Sailing into Manila Bay was an awesome site. What we saw was reminiscent of our stop over in the lagoon at the Army Kwajalein Atoll. The The wreckage of ships, likely both Japanese and American dotted the harbor as far as the eye could see. I've learned since that some may have been there from the Battle of Manila during the Spanish-American War. In any respect what we saw clearly emphasized the awesome destruction of war.

In my letter to her from Manila I wrote that this Tuesday we would be leaving for Singapore, that it's really going to be hot there, cause Singapore is sitting right on the equator.
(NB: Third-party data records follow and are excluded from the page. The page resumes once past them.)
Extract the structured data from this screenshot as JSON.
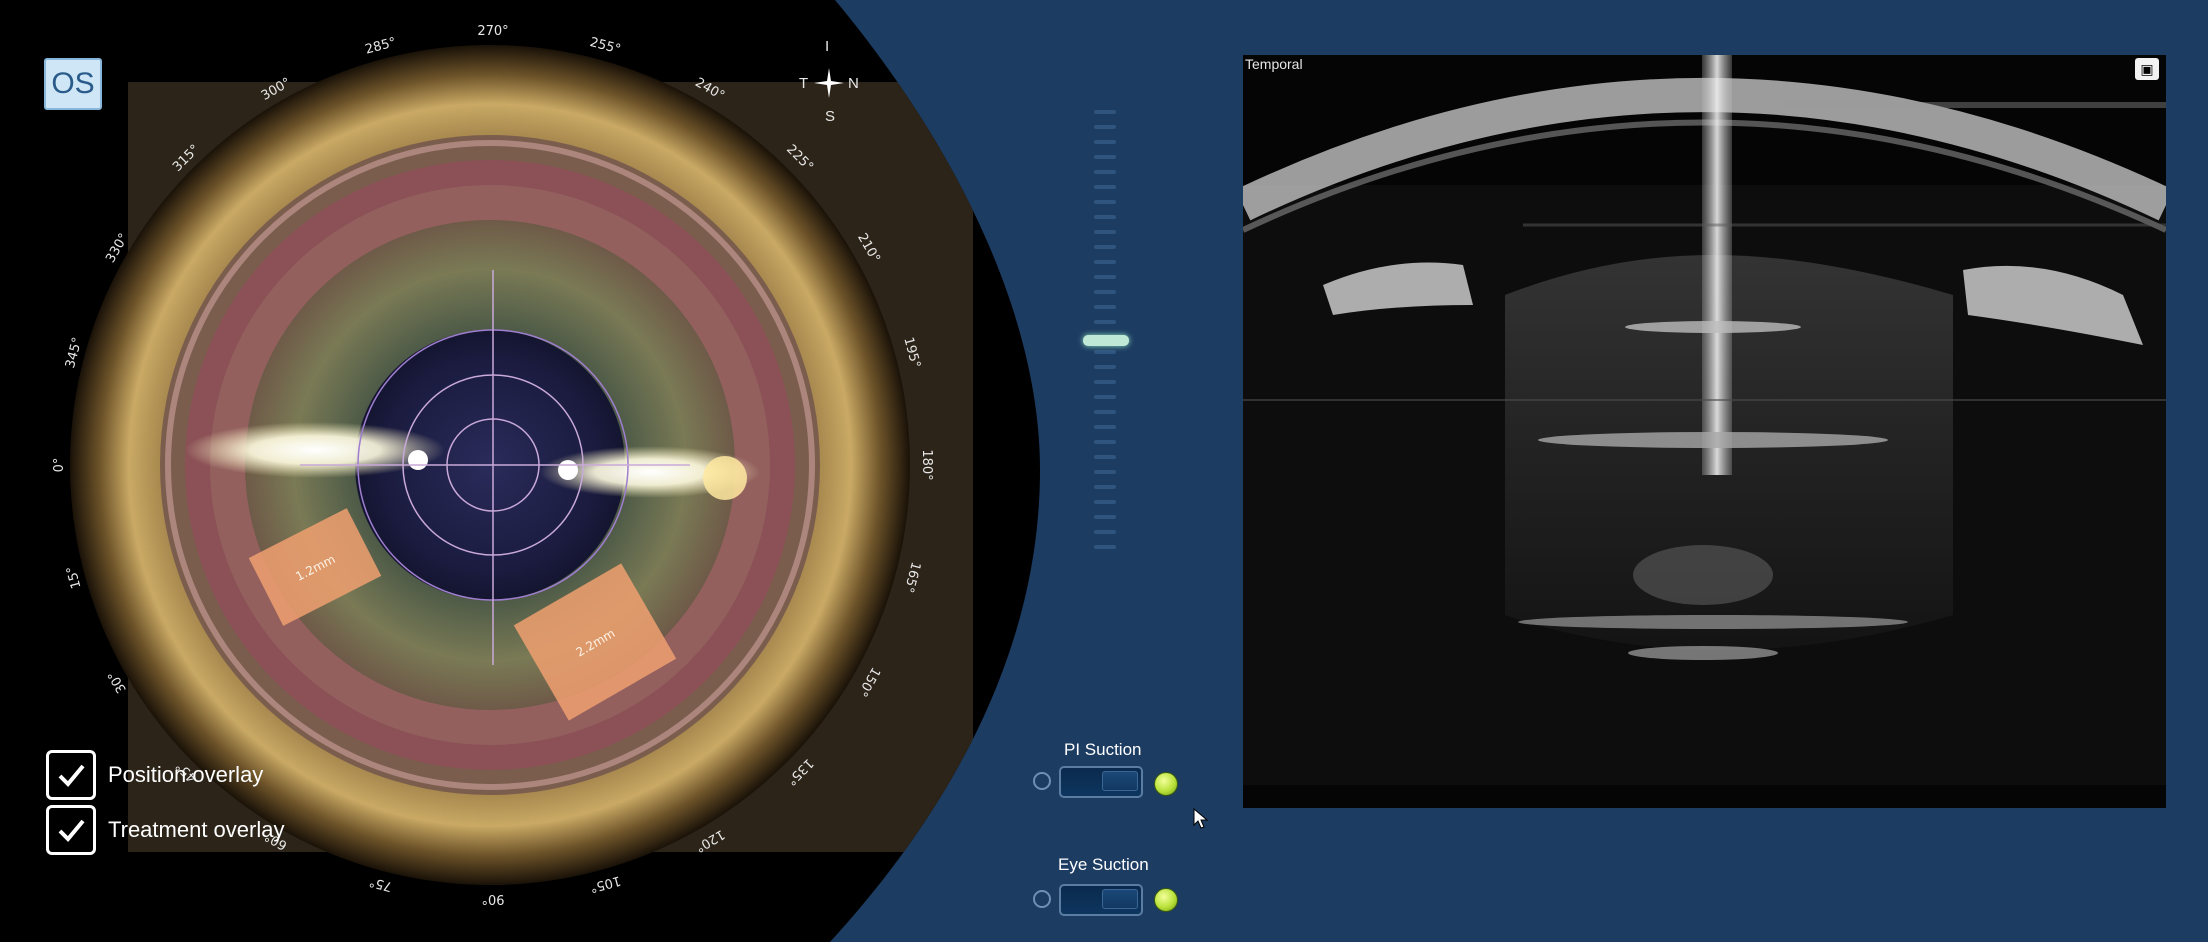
{
  "eye_side": "OS",
  "compass": {
    "top": "I",
    "left": "T",
    "right": "N",
    "bottom": "S"
  },
  "degree_labels": [
    "270°",
    "285°",
    "300°",
    "315°",
    "330°",
    "345°",
    "0°",
    "15°",
    "30°",
    "45°",
    "60°",
    "75°",
    "90°",
    "105°",
    "120°",
    "135°",
    "150°",
    "165°",
    "180°",
    "195°",
    "210°",
    "225°",
    "240°",
    "255°"
  ],
  "incisions": [
    {
      "label": "1.2mm"
    },
    {
      "label": "2.2mm"
    }
  ],
  "overlays": {
    "position": {
      "label": "Position overlay",
      "checked": true
    },
    "treatment": {
      "label": "Treatment overlay",
      "checked": true
    }
  },
  "oct": {
    "orientation_label": "Temporal"
  },
  "suction": {
    "pi": {
      "label": "PI Suction",
      "status": "on"
    },
    "eye": {
      "label": "Eye Suction",
      "status": "on"
    }
  },
  "colors": {
    "background": "#1d3c62",
    "accent_led": "#b9e13a",
    "slider_handle": "#bfe8d6",
    "incision_fill": "#f0a070"
  }
}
Said this moving from hot to cold back to hot was keeping me with a head cold, that I had one ever since we left the states. I said I sure hope you're forgiving me for not writing very much. It's just that we're at sea so much. “You don't have to worry about, it's the women over here. It's so seldom I see one, that I've almost forgotten what they look like.”

Those of us that didn't have duty at least got to go ashore for awhile. I don't recall there was a whole lot of liberty to, not the Yokosuka kind anyway. Some of the crew made a tour of the San Miguel Brewery. Our ship's photographer, Phil Eng was along and grabbed some snapshots, shown below (All, by the way, are from the '57 Cruise Book). Andy Lonzanida, IC3, was from Manila and got to visit with his family along with several of his buddies. So that had to be a big thrill for him! Again, Eng was johnnie on the spot and grabbed a photo.

Visiting Ruins From World War II

Photo of Andy Lonzonida Going Home For A Visit

Andy Lonzonida Returns Home For A Visit

Stopping By For A Visit

Photo of San Miguel Brewery

San Miguel Brewery

Each Bottle Is Inspected

Just Like Making Home Brew

We sailed into Singapore on the April 20st. It's situated at the tip of the Malay Peninsula and only 60 miles north of the Equator. Since it rains there most of the year, the weather was hot and humid. The saying in Singapore is that there is not cool season. I believe it! We were only there for a few days, but that was more than enough for me.

Our squadron tied up along side a destroyer tender, not the USS Prarie (the ship I transferred to on leaving the Spangler), but one of her sister ships. Anyway, I had earlier promised William Watts that I would go ashore with him when liberty call sounded. Smith was a guy that didn’t make friends easily, sort of a quite guy. He had a movie projector and had taken some film of Bonnie (my New Zealand girlfriend) and I sitting on the grass just off the ship’s bow before departing Auckland. I desperately wanted to get my hands on that movie he promised to show me when the film was developed!

When liberty call sounded I couldn’t find Watts anywhere. And it wasn’t that I didn’t look, because I did. But I just couldn’t find him!

Joe and the other guys were waiting on me. With sites like the one of Tiger Balm Garden on the right photographed by Phil Eng later in the day, you can see why they were axious to get ashore.

After about 10-minutes of me searching through the ship with no luck they said they couldn’t wait any longer. I concluded that Watts had forgotten and gone ashore already. I learned later that evening that he had made a quick trip to the destroyer tender for some reason.

When we returned to the ship he was waiting on me and livid that I went ashore without him. That pretty much ended any likelihood I would ever see that movie. I felt bad about that but I felt equally bad that I had let him down, it certainly wasn't done by intention.

On the 24th, the Spangler and the other ships in Escort Squadron Three got underway for a nine-day joint exercise called ASTRA. This was basically a war games exercise off the Malay coast involving units of the British, Australian, French, other SEATO Forces. Unfortunately, a tragegy struck on the night of the 26th. During night time exercises and in the process of lighting up other ships with star flares, one of the flares accidentally struck a British ship killing a sailor. As I recall the flare wasn't from the Spangler which was some relief for us but it didn't really make much difference, it and the burial at sea the following day were sad events.


Hong Kong